Problem statement — Report every line of the records beneath this task that holds the string "MailService".

Listed records —
———

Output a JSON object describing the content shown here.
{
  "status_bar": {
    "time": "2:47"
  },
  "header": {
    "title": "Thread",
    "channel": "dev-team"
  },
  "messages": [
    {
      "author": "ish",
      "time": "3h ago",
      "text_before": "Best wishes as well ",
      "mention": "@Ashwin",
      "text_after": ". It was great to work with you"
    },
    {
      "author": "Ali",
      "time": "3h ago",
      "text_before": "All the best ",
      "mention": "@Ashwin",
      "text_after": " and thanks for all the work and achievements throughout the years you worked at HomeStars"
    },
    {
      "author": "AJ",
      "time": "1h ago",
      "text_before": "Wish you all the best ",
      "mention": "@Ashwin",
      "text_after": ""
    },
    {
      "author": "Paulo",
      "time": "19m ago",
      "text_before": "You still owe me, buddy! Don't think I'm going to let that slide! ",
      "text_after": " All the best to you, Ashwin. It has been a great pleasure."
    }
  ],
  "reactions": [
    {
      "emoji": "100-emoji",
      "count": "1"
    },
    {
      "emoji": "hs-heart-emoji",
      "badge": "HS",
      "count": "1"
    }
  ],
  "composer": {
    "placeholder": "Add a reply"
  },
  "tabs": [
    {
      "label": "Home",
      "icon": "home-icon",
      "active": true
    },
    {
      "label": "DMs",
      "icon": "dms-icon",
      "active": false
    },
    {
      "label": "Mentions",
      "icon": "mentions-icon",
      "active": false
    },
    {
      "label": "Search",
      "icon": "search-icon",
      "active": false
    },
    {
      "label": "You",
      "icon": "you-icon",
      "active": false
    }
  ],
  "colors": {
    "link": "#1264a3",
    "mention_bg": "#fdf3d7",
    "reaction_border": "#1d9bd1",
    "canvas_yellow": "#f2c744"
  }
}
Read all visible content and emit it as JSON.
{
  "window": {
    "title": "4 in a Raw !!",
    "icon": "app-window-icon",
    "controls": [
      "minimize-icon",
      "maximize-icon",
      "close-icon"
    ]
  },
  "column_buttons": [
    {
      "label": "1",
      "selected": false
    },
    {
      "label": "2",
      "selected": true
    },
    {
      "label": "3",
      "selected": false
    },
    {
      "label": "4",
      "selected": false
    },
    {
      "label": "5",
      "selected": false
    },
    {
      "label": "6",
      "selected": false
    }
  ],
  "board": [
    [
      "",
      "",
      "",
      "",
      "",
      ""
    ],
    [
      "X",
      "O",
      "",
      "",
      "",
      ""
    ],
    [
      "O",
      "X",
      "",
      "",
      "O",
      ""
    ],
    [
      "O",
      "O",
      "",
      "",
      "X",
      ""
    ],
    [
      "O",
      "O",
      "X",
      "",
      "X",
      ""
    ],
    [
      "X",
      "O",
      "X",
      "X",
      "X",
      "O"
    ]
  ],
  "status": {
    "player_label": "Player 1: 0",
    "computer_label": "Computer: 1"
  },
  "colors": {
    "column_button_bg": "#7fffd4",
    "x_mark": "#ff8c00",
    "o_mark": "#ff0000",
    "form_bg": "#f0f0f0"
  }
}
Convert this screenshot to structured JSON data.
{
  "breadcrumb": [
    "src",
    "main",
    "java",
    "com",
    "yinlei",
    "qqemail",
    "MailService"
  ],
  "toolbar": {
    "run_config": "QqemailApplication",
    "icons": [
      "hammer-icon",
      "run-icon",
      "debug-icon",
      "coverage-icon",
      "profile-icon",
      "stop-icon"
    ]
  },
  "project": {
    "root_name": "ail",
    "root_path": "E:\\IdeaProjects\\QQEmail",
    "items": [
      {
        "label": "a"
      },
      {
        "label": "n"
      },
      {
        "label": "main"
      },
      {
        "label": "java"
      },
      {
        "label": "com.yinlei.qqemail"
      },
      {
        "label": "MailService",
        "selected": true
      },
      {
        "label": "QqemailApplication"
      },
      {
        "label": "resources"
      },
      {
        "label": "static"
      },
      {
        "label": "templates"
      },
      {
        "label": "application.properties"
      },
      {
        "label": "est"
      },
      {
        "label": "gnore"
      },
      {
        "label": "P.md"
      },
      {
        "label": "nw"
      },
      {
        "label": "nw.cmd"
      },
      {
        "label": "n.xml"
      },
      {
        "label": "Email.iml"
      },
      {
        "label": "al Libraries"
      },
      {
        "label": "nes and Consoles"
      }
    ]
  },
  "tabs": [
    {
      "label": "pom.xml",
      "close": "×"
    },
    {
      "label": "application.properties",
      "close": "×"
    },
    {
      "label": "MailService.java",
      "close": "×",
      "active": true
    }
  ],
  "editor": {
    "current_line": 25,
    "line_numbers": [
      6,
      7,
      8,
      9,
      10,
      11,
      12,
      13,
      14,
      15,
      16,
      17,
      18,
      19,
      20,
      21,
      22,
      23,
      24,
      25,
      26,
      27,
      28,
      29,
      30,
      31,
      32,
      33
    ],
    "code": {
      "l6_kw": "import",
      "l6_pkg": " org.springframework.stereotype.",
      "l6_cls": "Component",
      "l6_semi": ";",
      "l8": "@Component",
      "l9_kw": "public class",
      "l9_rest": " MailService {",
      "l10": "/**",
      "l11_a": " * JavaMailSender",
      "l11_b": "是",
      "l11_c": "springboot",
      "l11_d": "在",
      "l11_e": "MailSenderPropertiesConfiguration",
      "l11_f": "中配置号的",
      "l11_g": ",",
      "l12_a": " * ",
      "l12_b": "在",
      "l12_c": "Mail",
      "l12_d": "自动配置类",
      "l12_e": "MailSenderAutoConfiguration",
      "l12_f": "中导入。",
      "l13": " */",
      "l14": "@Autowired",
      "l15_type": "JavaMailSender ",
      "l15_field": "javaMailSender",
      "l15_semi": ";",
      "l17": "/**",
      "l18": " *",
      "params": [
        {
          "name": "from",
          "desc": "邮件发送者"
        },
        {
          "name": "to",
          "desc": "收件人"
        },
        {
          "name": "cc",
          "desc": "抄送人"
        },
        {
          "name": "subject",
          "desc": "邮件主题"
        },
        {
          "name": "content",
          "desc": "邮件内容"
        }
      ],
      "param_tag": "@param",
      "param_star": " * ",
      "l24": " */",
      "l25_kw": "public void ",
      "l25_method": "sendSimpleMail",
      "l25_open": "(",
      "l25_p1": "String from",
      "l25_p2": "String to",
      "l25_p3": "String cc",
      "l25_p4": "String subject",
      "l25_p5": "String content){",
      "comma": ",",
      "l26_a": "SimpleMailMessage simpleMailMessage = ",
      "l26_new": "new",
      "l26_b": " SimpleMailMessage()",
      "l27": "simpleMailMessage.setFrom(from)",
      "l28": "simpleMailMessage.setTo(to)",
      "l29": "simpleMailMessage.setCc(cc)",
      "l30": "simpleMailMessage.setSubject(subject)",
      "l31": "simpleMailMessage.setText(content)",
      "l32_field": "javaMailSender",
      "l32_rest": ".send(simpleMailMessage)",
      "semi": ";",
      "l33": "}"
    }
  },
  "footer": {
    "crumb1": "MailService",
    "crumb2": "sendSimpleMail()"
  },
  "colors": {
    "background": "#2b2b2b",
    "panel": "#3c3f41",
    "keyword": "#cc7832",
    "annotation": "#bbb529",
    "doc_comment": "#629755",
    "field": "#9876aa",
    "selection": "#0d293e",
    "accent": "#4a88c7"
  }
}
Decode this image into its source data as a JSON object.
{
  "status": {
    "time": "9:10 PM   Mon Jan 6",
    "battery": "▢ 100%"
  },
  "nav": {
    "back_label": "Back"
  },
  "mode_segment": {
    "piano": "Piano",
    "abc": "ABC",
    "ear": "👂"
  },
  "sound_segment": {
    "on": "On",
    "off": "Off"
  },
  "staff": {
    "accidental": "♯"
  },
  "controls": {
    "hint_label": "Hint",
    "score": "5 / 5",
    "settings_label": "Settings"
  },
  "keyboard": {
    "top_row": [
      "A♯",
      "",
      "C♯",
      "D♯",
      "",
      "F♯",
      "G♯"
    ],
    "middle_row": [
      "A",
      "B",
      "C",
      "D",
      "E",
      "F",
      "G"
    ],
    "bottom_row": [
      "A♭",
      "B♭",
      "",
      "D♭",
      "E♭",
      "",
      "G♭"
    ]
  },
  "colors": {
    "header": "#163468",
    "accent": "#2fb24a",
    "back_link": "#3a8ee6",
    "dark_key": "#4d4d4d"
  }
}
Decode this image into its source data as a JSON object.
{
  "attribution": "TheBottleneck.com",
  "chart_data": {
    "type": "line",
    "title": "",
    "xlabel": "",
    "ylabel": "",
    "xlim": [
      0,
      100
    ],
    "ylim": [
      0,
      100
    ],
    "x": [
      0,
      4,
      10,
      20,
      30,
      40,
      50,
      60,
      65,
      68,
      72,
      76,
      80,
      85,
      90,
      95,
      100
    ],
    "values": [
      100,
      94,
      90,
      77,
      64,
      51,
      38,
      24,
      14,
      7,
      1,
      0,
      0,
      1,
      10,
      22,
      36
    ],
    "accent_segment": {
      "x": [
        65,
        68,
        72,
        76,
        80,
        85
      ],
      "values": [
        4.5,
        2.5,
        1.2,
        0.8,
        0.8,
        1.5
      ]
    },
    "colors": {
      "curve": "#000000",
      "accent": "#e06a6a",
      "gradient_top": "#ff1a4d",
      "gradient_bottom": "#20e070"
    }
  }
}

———

Finished exercise —
    "MailService"
        "label": "MailService",
      "label": "MailService.java",
      "l9_rest": " MailService {",
    "crumb1": "MailService",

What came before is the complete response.